"This photo was taken right next to our home here in Oregon. It's winter, and what you see is smoke that came out our woodstove chimney that for some reason carried over to the trailer instead of going straight up like usual. The teardrop is a 1947 Cub Modernistic. Olga and I used the Modernistic for over 30 years and finally wore it out. I re-built it and gave it to my oldest son, Jonathan, as a wedding gift. Jonathan and his new wife liked teardropping so much that they, along with my 'middle' son Sawyer, ended up starting Oregon Trail'R. They have been quite successful and gave us a brand new Frontear teardrop, which is what we use today."
|(Ron Christianson photo. FB Teardrop Camper Group)|
Tiny trailer campers are already heading out, willing to deal with a bit of snow. The below photos demonstrate a little boondocking in the snow. Gravel roads, an off-road trailer, and a Jeep allow for many camping possibilities! I'm probably over-cautious about where and when I tow. I recognize the fact that I'm not an experienced long-haul trucker. That's why I always appreciate examples of campers who are stretching the borders. It reminds me that with my Nissan Pathfinder and my tiny trailer, many possibilities are open for me to enjoy.
|"We were in central Oregon camping with a friend (Jason from Primal Outdoors on YouTube) about 45 minutes from Bend. |
Our trailer is a TeardropsNW, the Scout model. We love it. It can go anywhere." (Julie Erwin photo. FB TTL group)
|"The requirements over the pass when we headed home said 'chains required if towing,' |
so we had to run in and buy chains for the Jeep." (Julie Erwin photo. FB TTL group)

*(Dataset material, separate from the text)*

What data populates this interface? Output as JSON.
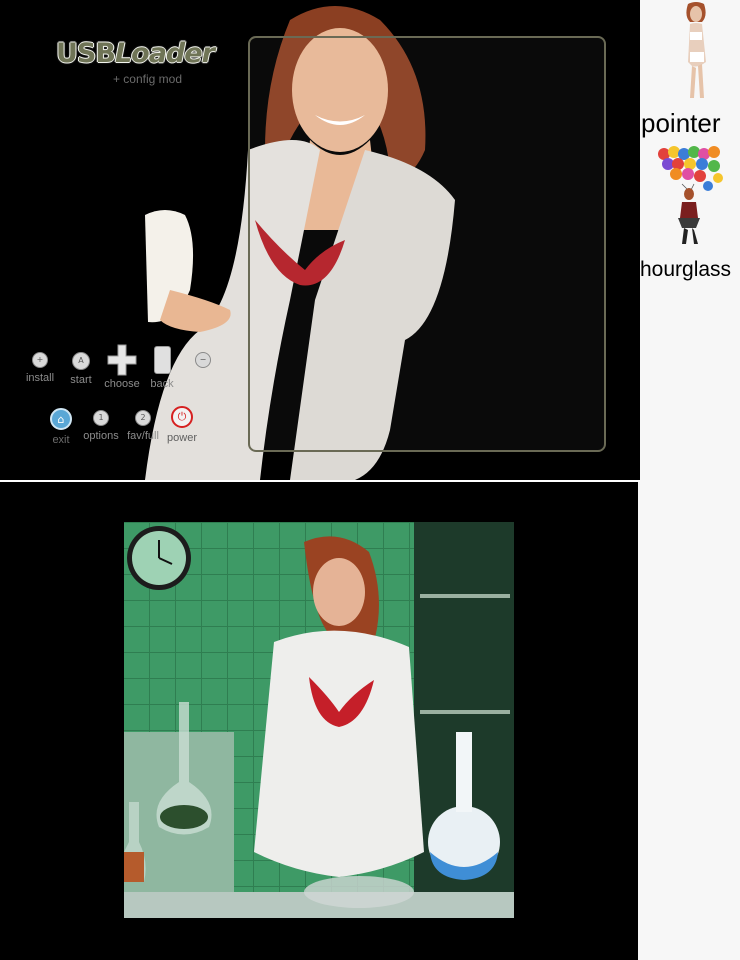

Let's enjoy these last views of snow . . . even though they might not be the absolute last! My wife and I are heading out to a local state park this weekend, out first outing of the 2020 season. Highs in the upper 40s to low 50s. Low nighttime temperatures around freezing. A little peace and quiet. A hint of spring. And who knows? Maybe a weather surprise. We're taking a little extra food, so just in case we are surprised, at least we won't go hungry!